How to cook a roast

Everyone knows the proper way to cook a roast is to shave at least seven cm off one end.

Everyone knows the proper way to cook a roast is to shave at least seven cm off one end.

Or at least that’s what Louise had always thought. Her Grandmother had cooked it that way, her mother had cooked it that way and so when her turn came to cook the roast, she did the same.

Who knows how many more generations might have subscribed to this unique style of roast preparation, if her Grandma hadn’t arrived early on the Sunday Louise was hosting her very first family dinner and observed her granddaughter dutifully carving that thick slice off one end of the roast.

“Why are you doing that dear?” she asked.

“I don’t really know,” Louise confessed.

“I think it’s supposed to open the roast up to being flavoured by the seasoning, or help it cook more even or something like that.

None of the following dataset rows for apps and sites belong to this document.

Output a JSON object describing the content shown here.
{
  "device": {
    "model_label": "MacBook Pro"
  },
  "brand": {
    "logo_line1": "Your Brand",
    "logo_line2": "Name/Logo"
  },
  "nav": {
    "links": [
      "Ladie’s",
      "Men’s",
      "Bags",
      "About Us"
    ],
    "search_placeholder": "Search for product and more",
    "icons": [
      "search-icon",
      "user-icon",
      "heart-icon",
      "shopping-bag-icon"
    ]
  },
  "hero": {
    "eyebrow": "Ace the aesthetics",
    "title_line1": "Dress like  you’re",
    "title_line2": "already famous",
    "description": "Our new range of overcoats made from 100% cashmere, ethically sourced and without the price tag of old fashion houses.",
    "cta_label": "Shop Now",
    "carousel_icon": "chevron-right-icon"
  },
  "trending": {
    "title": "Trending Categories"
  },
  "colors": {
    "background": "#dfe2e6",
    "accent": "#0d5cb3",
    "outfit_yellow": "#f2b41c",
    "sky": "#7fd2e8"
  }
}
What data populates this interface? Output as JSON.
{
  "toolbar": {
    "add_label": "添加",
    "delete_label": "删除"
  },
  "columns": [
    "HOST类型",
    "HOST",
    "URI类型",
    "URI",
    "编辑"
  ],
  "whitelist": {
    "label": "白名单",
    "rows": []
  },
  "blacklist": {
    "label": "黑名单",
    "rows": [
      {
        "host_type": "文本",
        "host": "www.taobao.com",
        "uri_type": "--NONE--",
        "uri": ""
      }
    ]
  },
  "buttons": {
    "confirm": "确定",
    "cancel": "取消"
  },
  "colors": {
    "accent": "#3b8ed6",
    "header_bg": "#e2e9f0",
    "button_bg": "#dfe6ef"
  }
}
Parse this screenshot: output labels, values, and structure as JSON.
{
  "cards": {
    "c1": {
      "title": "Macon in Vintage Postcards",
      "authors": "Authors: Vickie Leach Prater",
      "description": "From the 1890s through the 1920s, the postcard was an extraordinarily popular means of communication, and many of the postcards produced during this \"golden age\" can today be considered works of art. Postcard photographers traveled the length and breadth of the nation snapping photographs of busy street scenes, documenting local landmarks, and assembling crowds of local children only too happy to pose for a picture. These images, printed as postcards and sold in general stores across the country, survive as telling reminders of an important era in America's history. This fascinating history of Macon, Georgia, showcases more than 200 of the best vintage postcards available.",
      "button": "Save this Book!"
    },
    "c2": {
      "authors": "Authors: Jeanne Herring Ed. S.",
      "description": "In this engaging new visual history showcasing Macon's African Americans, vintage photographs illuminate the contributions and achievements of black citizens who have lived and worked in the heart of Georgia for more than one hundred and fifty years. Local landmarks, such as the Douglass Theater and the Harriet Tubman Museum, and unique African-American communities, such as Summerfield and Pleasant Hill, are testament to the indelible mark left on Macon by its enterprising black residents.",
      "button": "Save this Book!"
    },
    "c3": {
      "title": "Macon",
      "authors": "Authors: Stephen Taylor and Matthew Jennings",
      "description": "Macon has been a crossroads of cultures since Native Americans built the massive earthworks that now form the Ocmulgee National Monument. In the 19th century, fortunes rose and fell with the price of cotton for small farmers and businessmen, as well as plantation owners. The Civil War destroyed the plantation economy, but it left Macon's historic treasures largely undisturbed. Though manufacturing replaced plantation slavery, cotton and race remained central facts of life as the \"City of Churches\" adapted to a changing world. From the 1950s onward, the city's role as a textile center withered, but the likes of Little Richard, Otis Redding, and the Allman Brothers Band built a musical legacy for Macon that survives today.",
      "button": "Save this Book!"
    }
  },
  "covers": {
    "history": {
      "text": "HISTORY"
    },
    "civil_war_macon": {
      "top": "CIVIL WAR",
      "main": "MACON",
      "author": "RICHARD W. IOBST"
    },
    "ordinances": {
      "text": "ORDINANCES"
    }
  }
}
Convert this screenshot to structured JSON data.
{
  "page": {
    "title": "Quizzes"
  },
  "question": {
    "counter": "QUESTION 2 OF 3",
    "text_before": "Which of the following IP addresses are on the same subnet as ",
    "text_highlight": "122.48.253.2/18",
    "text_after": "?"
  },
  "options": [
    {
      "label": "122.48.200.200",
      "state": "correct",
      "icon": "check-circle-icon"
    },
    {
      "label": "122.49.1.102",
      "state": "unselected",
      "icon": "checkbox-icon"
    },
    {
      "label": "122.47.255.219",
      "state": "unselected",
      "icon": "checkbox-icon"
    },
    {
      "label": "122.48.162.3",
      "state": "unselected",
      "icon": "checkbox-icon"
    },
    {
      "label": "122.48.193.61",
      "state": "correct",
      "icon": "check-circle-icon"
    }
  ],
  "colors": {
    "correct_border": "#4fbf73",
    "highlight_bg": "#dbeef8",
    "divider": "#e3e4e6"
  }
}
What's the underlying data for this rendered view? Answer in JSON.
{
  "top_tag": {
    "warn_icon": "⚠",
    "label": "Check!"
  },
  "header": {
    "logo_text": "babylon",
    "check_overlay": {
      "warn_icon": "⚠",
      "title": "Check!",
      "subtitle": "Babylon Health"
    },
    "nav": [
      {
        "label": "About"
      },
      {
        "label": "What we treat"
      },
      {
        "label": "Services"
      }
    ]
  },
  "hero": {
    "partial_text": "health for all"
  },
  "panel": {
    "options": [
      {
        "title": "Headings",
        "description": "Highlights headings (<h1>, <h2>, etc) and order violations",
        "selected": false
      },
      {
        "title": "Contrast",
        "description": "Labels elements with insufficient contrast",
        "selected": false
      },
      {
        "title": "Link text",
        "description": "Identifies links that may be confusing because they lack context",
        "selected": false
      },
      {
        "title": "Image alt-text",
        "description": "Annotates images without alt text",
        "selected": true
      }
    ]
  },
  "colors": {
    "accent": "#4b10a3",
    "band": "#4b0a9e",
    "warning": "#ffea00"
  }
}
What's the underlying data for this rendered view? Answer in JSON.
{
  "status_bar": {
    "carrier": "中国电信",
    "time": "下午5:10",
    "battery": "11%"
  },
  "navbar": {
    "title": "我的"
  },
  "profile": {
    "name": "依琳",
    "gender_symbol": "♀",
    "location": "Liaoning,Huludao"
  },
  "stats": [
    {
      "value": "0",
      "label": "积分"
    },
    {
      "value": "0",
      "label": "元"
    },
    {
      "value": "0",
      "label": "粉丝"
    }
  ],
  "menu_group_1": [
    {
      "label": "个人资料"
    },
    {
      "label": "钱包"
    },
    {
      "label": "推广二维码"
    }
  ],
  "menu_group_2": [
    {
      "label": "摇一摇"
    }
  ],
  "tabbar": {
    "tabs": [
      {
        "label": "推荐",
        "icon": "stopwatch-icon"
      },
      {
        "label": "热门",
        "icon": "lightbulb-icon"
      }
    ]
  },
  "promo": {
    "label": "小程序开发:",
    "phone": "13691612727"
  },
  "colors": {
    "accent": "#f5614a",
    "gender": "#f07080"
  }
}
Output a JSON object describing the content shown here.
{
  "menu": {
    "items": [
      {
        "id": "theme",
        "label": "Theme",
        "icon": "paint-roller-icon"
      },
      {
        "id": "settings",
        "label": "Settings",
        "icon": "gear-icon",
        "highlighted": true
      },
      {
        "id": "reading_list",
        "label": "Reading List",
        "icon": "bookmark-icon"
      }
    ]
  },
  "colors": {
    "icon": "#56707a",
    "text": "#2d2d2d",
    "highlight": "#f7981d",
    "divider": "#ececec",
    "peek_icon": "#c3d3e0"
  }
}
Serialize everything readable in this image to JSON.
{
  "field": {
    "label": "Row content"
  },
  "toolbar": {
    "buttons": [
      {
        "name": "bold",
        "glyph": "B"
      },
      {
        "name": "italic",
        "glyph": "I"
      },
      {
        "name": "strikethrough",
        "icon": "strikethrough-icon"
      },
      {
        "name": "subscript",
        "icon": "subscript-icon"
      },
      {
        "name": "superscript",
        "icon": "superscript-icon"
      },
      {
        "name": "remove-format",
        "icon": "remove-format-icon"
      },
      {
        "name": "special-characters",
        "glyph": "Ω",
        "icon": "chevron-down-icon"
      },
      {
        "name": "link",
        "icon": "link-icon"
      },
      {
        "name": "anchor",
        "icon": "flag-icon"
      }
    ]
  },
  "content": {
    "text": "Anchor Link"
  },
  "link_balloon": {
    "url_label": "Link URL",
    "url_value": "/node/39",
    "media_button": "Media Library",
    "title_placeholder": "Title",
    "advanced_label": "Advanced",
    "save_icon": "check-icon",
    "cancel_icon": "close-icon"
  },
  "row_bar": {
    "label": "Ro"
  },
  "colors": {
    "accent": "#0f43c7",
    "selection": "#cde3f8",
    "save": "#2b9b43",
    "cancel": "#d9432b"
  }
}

“Why are you asking me? After all, it’s how you and Mom always cooked the roast.”

At this admission her grandmother promptly collapsed across the counter top in a fit of convulsions. No she didn’t have a seizure and die, she was just laughing so hard she could no longer trust her legs to hold her up.

When Louise’s grandma had regained her composure enough to speak, she wiped a few tears from her eyes and explained to her somewhat annoyed granddaughter the reason behind the slicing of the roast.

“Do you remember the roasting pan your mother and I always used?”

“Of course I do. It was a dark blue enamel one with little daisies on the lid.”

“The daisies weren’t the only thing that was little. The whole pan was small.

“I brought it with me when I came over from England. It had belonged to my mother and had great sentimental value, or I would have just tossed it and bought a bigger one. It was silly of me, I know.

“Your mother turned out to be as big a sentimental fool as I was. When she started having the Sunday dinners she insisted on using the same roasting pan.

“It was still too small, so she had to do the same thing I had always done. She had to slice the end off of the roast to fit as much as she could into the pan.”

Louise was not sentimental.

When she proposed taking over the Sunday dinners she had declined her mother’s offer of the old battered roasting pan. Instead she had bought a beautiful red ceramic roaster to match the rest of her shining new cookware.

Now she looked down at her big roasting pan with the sliced off roast sitting in the middle like a lonely little island and tried to work out whether to join her grandma who had relapsed into a fresh fit of laugher or flee the room altogether and lock herself in the bathroom in a fit of mortification.

She decided to phone her mother instead. “I’m glad I caught you before you left,” she said when her mother answered on the third ring.

“I’ve changed my mind. I would like to use the old roasting pan after all. Could you bring it with you when you come?”

After she hung up she grinned at her grandma, waved her hand at the new roaster and said, “It was way too big anyway.”

“Sentimental young fool,” her grandma said, pretending to look exasperated.

But Louise could tell that her grandma was secretly pleased that the tradition would live on, just as her mother had been on the phone even though she had simply said, “Well if you’re sure you want the old thing, I guess I could bring it along.”

However, Louise promised herself right then and there that if she ever had children of her own she would tell them long before they ever inherited the family roasting pan the reason why she always sliced off the end of the roast before putting it into the battered up blue enamel pan with the little painted daisies on the lid.

Shannon McKinnon is a humour columnist from the Peace River country. You can check out past columns by visiting or send Shannon an email at